Deoora lux aeternitatis auream. Translation of [Aurea luce et decore roseo] by E. Caswall in his Lyra Catholica, 1849, p. 159, and his Hymns, 1873, p. 87, as “Bathed in Eternity's all-beauteous beam;" and by F. W. Faber in his Jesus & Mary, &c, 1849, as "It is no earthly summer's ray." This latter translation is adopted by some Roman Catholic hymnbooks for Missions and Schools, and is also in the Marquess of Bute's edition of the Roman Breviary, 1879.
-- John Julian, Dictionary of Hymnology (1907)
|Instances (1 - 4 of 4)||Title||First Line||Tune||Tune Key||Author||Meter||Scripture||Date||Subject||Source|
|A Treasury of Catholic Song: comprising some two hundred hymns from Catholic soruces old and new #184||It is no earthly summer's ray||It is no earthly summer's ray||1915|

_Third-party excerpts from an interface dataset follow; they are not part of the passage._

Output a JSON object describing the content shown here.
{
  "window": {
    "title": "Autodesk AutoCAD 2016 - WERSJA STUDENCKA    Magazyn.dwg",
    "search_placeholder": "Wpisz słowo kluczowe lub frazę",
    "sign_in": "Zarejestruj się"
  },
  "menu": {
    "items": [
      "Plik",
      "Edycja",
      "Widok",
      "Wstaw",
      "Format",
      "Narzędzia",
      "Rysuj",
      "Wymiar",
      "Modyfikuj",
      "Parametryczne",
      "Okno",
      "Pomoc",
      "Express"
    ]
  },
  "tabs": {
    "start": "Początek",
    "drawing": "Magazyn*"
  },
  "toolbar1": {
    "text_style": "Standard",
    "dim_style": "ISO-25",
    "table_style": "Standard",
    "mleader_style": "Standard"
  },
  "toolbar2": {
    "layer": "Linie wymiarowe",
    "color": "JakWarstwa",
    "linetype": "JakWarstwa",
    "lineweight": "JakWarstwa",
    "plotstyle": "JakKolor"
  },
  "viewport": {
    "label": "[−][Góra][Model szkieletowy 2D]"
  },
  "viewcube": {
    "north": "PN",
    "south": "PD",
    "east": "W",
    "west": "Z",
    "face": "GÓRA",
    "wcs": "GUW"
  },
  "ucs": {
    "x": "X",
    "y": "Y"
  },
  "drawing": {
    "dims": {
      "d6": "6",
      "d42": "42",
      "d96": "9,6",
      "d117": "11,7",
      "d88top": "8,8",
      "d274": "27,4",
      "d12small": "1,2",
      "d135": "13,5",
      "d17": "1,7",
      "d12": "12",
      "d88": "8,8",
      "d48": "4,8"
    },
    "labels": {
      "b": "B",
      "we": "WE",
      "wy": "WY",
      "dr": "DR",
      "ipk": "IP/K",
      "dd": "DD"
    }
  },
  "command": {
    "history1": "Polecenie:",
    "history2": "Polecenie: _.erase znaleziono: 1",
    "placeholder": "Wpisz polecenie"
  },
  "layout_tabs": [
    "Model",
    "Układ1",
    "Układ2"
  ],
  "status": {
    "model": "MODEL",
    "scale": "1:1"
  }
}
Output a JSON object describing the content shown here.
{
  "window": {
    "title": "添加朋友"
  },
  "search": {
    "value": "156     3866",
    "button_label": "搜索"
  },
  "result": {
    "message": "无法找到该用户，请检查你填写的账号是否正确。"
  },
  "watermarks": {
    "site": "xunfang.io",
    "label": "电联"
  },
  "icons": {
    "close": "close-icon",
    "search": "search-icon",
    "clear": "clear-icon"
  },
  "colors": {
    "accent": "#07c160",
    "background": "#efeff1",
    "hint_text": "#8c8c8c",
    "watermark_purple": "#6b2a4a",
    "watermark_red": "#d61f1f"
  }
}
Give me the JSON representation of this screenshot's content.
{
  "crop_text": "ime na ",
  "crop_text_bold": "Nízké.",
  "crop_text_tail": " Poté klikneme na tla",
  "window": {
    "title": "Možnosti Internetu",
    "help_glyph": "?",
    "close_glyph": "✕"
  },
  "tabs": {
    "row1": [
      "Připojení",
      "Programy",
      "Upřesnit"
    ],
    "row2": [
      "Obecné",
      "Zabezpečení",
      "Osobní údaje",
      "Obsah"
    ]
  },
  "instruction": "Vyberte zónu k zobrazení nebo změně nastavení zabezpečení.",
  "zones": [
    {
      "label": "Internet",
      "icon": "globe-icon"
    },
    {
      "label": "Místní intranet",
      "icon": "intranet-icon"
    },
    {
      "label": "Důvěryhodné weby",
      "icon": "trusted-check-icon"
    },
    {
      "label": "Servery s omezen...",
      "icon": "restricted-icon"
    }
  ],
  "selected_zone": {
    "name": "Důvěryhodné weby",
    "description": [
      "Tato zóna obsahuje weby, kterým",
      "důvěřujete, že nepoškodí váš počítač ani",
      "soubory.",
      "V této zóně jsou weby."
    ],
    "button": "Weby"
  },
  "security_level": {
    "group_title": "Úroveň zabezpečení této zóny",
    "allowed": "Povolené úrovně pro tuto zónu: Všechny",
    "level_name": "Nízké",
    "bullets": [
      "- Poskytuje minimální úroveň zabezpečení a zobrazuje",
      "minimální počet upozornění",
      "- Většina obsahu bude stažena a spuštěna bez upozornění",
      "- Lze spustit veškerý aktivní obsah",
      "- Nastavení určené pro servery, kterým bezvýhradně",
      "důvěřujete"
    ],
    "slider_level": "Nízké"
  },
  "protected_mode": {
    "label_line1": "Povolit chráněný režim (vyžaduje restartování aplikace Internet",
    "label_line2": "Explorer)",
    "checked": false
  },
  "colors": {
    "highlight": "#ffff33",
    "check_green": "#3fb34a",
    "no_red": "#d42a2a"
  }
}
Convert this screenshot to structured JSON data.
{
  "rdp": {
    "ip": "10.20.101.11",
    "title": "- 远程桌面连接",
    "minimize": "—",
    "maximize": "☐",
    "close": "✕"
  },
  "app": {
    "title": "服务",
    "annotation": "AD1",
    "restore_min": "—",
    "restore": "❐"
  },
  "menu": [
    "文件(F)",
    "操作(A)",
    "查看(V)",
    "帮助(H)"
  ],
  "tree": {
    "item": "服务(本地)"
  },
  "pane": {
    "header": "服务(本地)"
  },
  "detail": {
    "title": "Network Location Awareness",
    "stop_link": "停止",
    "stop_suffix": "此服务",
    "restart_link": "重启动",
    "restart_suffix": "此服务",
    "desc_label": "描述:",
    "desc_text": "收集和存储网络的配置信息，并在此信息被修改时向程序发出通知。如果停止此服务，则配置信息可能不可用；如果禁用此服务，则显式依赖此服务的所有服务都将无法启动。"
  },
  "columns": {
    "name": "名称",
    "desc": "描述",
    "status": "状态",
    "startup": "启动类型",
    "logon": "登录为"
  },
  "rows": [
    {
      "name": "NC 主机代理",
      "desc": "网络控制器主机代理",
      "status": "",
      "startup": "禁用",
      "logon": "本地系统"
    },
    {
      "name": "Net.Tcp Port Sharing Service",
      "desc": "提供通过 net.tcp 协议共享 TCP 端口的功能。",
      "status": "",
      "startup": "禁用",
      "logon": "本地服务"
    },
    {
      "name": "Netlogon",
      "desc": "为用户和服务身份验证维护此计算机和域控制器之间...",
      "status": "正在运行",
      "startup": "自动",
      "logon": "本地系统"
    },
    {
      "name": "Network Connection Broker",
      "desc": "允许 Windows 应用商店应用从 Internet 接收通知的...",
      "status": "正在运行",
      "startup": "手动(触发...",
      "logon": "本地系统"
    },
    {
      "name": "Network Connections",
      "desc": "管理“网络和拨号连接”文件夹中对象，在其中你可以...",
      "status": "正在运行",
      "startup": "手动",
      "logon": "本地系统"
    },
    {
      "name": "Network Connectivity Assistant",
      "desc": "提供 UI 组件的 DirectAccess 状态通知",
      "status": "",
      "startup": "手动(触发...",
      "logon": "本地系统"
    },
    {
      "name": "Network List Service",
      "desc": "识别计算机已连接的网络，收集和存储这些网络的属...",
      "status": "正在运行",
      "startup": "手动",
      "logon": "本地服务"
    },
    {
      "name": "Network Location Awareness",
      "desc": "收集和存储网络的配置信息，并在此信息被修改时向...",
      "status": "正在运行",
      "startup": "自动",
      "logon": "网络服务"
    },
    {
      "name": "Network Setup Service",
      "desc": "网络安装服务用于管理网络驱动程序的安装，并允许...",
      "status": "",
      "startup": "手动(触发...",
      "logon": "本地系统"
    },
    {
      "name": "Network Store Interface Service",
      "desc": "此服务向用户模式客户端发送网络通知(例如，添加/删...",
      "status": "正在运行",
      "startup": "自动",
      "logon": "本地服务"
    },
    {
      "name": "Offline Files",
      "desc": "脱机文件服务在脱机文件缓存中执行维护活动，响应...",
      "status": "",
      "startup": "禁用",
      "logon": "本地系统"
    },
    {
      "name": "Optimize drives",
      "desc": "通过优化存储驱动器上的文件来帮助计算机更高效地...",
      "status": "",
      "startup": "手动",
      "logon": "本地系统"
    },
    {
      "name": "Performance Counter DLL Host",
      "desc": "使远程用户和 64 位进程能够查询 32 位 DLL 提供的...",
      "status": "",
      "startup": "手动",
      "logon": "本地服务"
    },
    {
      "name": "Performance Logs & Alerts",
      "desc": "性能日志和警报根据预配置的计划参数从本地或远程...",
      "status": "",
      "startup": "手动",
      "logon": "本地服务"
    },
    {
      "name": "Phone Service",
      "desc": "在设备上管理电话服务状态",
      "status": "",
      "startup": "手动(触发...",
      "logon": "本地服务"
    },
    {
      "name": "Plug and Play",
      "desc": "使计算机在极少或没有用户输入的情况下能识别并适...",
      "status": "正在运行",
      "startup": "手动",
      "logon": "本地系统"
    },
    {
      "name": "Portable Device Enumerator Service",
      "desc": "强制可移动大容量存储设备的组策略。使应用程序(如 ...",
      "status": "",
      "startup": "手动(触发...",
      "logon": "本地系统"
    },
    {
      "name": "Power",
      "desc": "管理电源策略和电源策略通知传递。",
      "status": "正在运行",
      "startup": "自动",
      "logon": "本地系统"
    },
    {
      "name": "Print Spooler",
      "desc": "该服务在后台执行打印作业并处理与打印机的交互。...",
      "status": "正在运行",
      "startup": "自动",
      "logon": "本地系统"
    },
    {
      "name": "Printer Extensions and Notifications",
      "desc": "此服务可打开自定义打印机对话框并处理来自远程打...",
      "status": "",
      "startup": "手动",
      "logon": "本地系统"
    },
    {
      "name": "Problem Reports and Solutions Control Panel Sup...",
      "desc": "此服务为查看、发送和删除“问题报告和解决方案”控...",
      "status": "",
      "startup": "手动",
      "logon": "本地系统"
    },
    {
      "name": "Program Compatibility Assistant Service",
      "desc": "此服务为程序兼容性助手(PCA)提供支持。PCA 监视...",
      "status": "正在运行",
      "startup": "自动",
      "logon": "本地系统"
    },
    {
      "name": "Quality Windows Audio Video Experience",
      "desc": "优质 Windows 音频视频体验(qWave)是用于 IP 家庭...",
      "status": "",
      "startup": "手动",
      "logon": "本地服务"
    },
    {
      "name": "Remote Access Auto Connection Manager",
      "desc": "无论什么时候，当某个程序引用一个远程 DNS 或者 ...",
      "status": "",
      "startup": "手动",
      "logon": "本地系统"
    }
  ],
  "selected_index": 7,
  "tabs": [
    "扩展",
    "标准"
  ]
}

|American Catholic Hymnal: an extensive collection of hymns, Latin chants, and sacred songs for church, school, and home, including Gregorian masses, vesper psalms, litanies... #183||It is no earthly summer's ray||It is no earthly summer's ray||Rev. Fr. Faber||1913|
|Catholic Church Hymnal with Music #126||It is no earthly summer's ray||It is no earthly summer's ray||1905|
|English and Latin Hymns, or Harmonies to Part I of the Roman Hymnal: for the Use of Congregations, Schools, Colleges, and Choirs #172||It is no earthly summer's ray||It is no earthly summer's ray||1884|